---- Provided data

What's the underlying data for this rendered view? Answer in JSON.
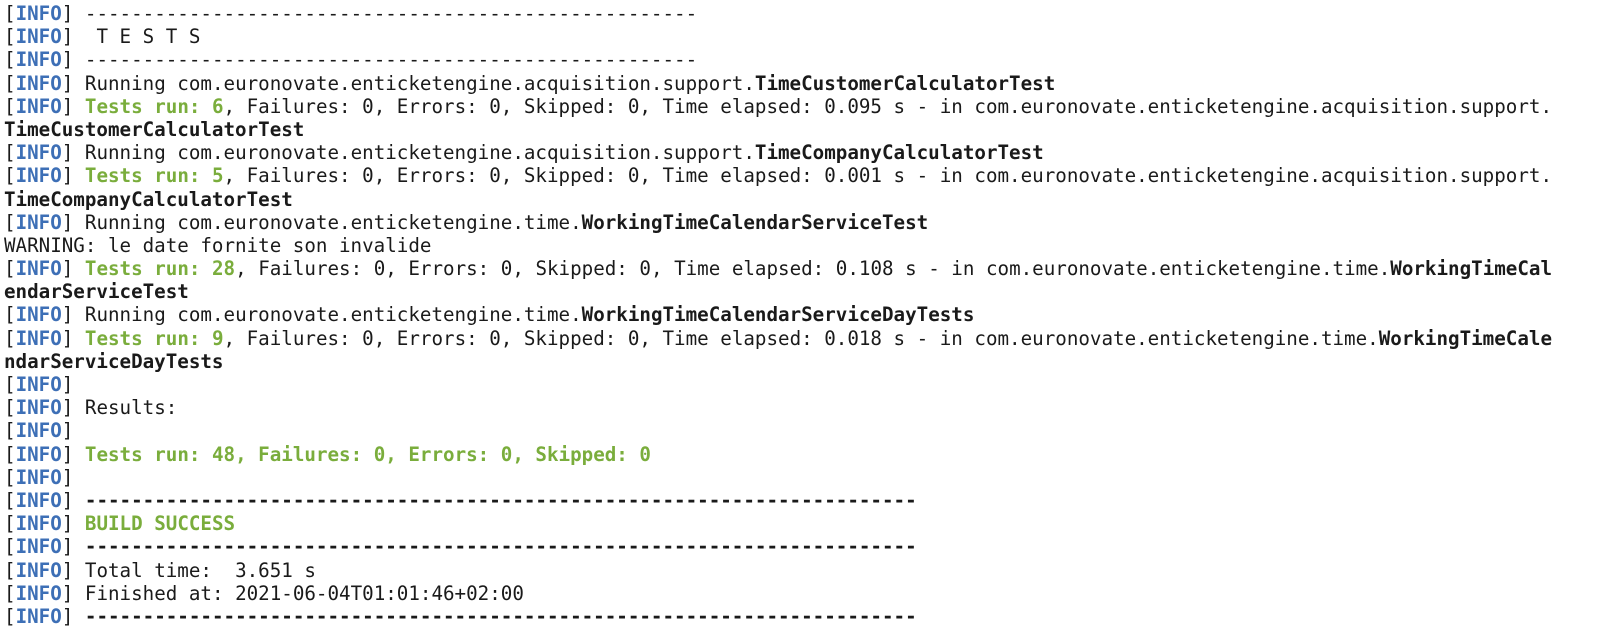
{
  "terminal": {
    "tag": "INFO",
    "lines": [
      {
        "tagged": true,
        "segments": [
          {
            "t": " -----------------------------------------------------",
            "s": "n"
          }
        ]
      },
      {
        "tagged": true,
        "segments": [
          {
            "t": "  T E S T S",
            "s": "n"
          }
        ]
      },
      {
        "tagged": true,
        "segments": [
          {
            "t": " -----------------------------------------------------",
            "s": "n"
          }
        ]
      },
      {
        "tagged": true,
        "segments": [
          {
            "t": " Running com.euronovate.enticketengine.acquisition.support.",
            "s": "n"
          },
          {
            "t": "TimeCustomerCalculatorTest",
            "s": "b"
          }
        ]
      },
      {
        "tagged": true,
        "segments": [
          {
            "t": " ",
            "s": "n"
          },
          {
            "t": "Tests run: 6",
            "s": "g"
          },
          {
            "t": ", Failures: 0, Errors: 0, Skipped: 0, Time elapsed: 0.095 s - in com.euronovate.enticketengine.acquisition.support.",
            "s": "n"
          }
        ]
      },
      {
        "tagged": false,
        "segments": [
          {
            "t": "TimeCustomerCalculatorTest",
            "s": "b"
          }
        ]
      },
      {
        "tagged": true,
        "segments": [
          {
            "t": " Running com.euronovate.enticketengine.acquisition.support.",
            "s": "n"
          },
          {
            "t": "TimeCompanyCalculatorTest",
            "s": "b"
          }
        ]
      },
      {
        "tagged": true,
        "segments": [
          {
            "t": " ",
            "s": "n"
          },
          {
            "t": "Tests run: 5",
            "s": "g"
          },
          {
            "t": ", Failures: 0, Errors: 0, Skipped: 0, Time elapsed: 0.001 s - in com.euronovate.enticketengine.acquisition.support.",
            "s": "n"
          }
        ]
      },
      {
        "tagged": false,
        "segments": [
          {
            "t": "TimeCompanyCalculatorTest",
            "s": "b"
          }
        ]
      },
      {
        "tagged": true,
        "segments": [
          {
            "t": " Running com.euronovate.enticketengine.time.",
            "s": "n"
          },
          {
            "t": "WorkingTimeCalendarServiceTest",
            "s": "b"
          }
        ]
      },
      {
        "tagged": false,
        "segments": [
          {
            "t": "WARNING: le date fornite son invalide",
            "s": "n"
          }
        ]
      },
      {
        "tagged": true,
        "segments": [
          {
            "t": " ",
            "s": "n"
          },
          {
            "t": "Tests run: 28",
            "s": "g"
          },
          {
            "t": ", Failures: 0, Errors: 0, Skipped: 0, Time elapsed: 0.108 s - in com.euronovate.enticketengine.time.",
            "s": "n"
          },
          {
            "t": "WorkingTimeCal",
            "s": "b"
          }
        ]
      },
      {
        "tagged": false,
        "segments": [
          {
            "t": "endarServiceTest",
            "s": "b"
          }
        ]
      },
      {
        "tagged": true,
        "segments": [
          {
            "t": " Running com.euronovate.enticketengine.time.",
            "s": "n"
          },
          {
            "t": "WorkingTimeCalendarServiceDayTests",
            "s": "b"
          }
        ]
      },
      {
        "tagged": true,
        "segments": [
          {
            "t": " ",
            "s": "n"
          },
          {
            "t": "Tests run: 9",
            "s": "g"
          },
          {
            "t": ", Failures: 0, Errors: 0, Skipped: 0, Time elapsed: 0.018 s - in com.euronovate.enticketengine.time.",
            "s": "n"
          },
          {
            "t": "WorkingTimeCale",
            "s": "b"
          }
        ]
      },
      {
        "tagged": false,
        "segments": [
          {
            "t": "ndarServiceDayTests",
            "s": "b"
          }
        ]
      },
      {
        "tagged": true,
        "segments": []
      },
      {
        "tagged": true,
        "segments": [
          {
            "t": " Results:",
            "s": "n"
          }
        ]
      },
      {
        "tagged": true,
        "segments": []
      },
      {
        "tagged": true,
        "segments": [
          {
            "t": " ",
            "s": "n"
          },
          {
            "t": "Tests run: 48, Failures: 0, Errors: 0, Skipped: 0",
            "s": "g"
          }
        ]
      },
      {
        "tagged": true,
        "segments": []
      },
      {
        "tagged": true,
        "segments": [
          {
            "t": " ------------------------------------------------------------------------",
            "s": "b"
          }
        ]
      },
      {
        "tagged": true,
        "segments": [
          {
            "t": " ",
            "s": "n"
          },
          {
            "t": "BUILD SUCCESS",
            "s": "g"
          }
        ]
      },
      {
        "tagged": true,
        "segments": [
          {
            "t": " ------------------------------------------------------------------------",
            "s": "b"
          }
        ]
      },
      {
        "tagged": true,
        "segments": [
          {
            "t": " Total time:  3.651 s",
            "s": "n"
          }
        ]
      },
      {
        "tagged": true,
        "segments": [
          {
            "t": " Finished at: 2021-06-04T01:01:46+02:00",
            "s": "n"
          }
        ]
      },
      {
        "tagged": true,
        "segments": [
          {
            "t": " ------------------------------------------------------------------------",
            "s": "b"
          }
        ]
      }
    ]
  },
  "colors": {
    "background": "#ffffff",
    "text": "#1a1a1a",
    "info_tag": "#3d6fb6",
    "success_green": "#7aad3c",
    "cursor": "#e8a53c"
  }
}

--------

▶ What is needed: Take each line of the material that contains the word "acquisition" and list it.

▶ Written solution:
            "t": " Running com.euronovate.enticketengine.acquisition.support.",
            "t": ", Failures: 0, Errors: 0, Skipped: 0, Time elapsed: 0.095 s - in com.euronovate.enticketengine.acquisition.support.",
            "t": " Running com.euronovate.enticketengine.acquisition.support.",
            "t": ", Failures: 0, Errors: 0, Skipped: 0, Time elapsed: 0.001 s - in com.euronovate.enticketengine.acquisition.support.",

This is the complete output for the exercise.